When doing your research for a project management degree, you’ll notice that there are MBA programs with project management specializations, and master’s degrees in project management alone. There are differences between MBA degrees vs. master's degrees, and they mainly come down to versatility.
A Master of Business Administration (MBA) offers a wider range of executive-level leadership skills compared to a master’s degree in project management. With an MBA, you’ll be equipped not just for advanced project management roles, but for leading project management teams at a high level. This can prepare you to compete for a broader range of jobs once you start your search.
Additionally, Herzing offers a dual concentration option for MBA students, so you can combine a concentration in project management with one in healthcare management, technology management, or data analytics—just to name a few. This offers added expertise for project management leadership roles in a specific industry that interests you.
Requirements to become a project manager will vary by employer. There is always a balance of formal education vs. experience.
Holding a bachelor’s degree in project management signals to hiring managers you have invested the time to build the fundamental skills necessary to succeed in the role. With a degree and a proven track record in real-life project management, you can become qualified for more and more positions and earn more choice in your career path.

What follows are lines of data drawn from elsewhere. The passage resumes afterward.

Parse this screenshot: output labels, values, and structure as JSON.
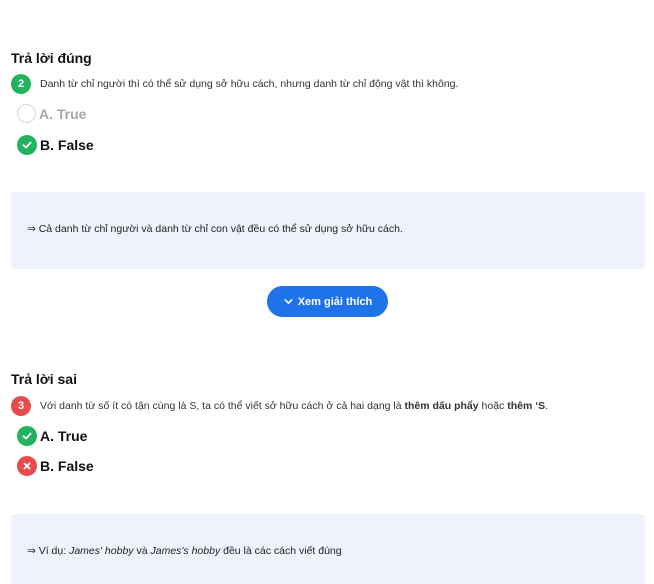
{
  "colors": {
    "green": "#22b35e",
    "red": "#e74c4c",
    "blue": "#1f73e8",
    "panel": "#eef2fb"
  },
  "q2": {
    "section": "Trả lời đúng",
    "number": "2",
    "question": "Danh từ chỉ người thì có thể sử dụng sở hữu cách, nhưng danh từ chỉ động vật thì không.",
    "optA": "A. True",
    "optB": "B. False",
    "explanation": "⇒ Cả danh từ chỉ người và danh từ chỉ con vật đều có thể sử dụng sở hữu cách.",
    "button": "Xem giải thích"
  },
  "q3": {
    "section": "Trả lời sai",
    "number": "3",
    "question_pre": "Với danh từ số ít có tận cùng là S, ta có thể viết sở hữu cách ở cả hai dạng là ",
    "question_bold1": "thêm dấu phẩy",
    "question_mid": " hoặc ",
    "question_bold2": "thêm ‘S",
    "question_end": ".",
    "optA": "A. True",
    "optB": "B. False",
    "expl_pre": "⇒ Ví dụ: ",
    "expl_it1": "James' hobby",
    "expl_mid": " và ",
    "expl_it2": "James's hobby",
    "expl_end": " đều là các cách viết đúng"
  }
}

Yes! You will learn skills adaptable across many industries and possess abilities sought after by employers everywhere. Get educated, better yourself, and build yourself a new career with all sorts of potential.
Project managers run projects and project teams. They help businesses keep track of multiple assignments and meet important deadlines. A project manager needs to excel as a communicator, keep up with multiple tasks and remain cool when the pressure is on.

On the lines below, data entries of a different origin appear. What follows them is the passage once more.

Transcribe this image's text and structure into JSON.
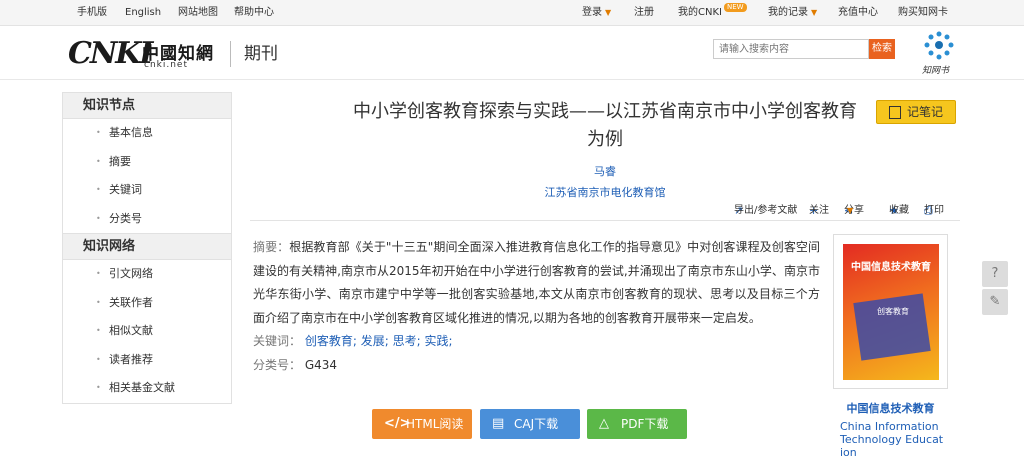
{
  "topbar": {
    "mobile": "手机版",
    "english": "English",
    "sitemap": "网站地图",
    "help": "帮助中心",
    "login": "登录",
    "register": "注册",
    "my_cnki": "我的CNKI",
    "new_badge": "NEW",
    "my_records": "我的记录",
    "recharge": "充值中心",
    "buy_card": "购买知网卡"
  },
  "header": {
    "logo_cnki": "CNKI",
    "logo_cn": "中國知網",
    "logo_url": "cnki.net",
    "section": "期刊",
    "search_placeholder": "请输入搜索内容",
    "search_button": "检索",
    "zwb_label": "知网书"
  },
  "sidebar": {
    "nodes_title": "知识节点",
    "nodes": [
      "基本信息",
      "摘要",
      "关键词",
      "分类号"
    ],
    "network_title": "知识网络",
    "network": [
      "引文网络",
      "关联作者",
      "相似文献",
      "读者推荐",
      "相关基金文献"
    ]
  },
  "article": {
    "title": "中小学创客教育探索与实践——以江苏省南京市中小学创客教育为例",
    "author": "马睿",
    "org": "江苏省南京市电化教育馆",
    "note_button": "记笔记",
    "tools": {
      "export": "导出/参考文献",
      "follow": "关注",
      "share": "分享",
      "collect": "收藏",
      "print": "打印"
    },
    "abstract_label": "摘要：",
    "abstract": "根据教育部《关于\"十三五\"期间全面深入推进教育信息化工作的指导意见》中对创客课程及创客空间建设的有关精神,南京市从2015年初开始在中小学进行创客教育的尝试,并涌现出了南京市东山小学、南京市光华东街小学、南京市建宁中学等一批创客实验基地,本文从南京市创客教育的现状、思考以及目标三个方面介绍了南京市在中小学创客教育区域化推进的情况,以期为各地的创客教育开展带来一定启发。",
    "keywords_label": "关键词：",
    "keywords": [
      "创客教育;",
      "发展;",
      "思考;",
      "实践;"
    ],
    "clc_label": "分类号：",
    "clc": "G434"
  },
  "downloads": {
    "html": "HTML阅读",
    "caj": "CAJ下载",
    "pdf": "PDF下载"
  },
  "journal": {
    "cover_title": "中国信息技术教育",
    "cover_sub": "创客教育",
    "name_cn": "中国信息技术教育",
    "name_en": "China Information Technology Education"
  },
  "colors": {
    "accent_orange": "#e9621f",
    "link_blue": "#1f5fb6",
    "note_yellow": "#f6c61e",
    "html_orange": "#f08a2d",
    "caj_blue": "#4a8fd9",
    "pdf_green": "#5bb848"
  },
  "icons": {
    "export": "export-icon",
    "follow": "plus-icon",
    "share": "share-icon",
    "collect": "star-icon",
    "print": "printer-icon",
    "note": "notebook-icon",
    "html": "code-icon",
    "caj": "book-icon",
    "pdf": "pdf-icon",
    "feedback": "chat-bubble-icon",
    "edit": "pencil-icon"
  }
}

Entry-level project managers usually assist with a specific aspect of managing projects, while mid and upper-level project managers will run teams, working directly for organizations or in a consulting role.
Project management is not a profession that’s perfect for every personality type. Project managers often wind up wearing many hats and are accountable to complete tasks on time and on budget. People will look to you to deliver the final word and set expectations for what needs to be done, who needs to do it and when they need to do it.
As with any goal-oriented position in a supervisory role, project management can be stressful.
However, it’s a highly enriching career in that you are constantly learning and honing your skills. Every day will be a little different and there will always be new little “fires” to put out. If you thrive in that sort of environment, you are a great fit for a role in project management.
The average salary for project managers varies widely based on the state in which you work, experience level, and certifications earned.
According to the Bureau of Labor Statistics, project management specialists earn an average annual salary of $101,610 per year ($48.85 per hour).*
Earn PMP certification to increase your potential. The Project Management Institute reports project professionals who earn PMP certification earn a 16% higher median salary.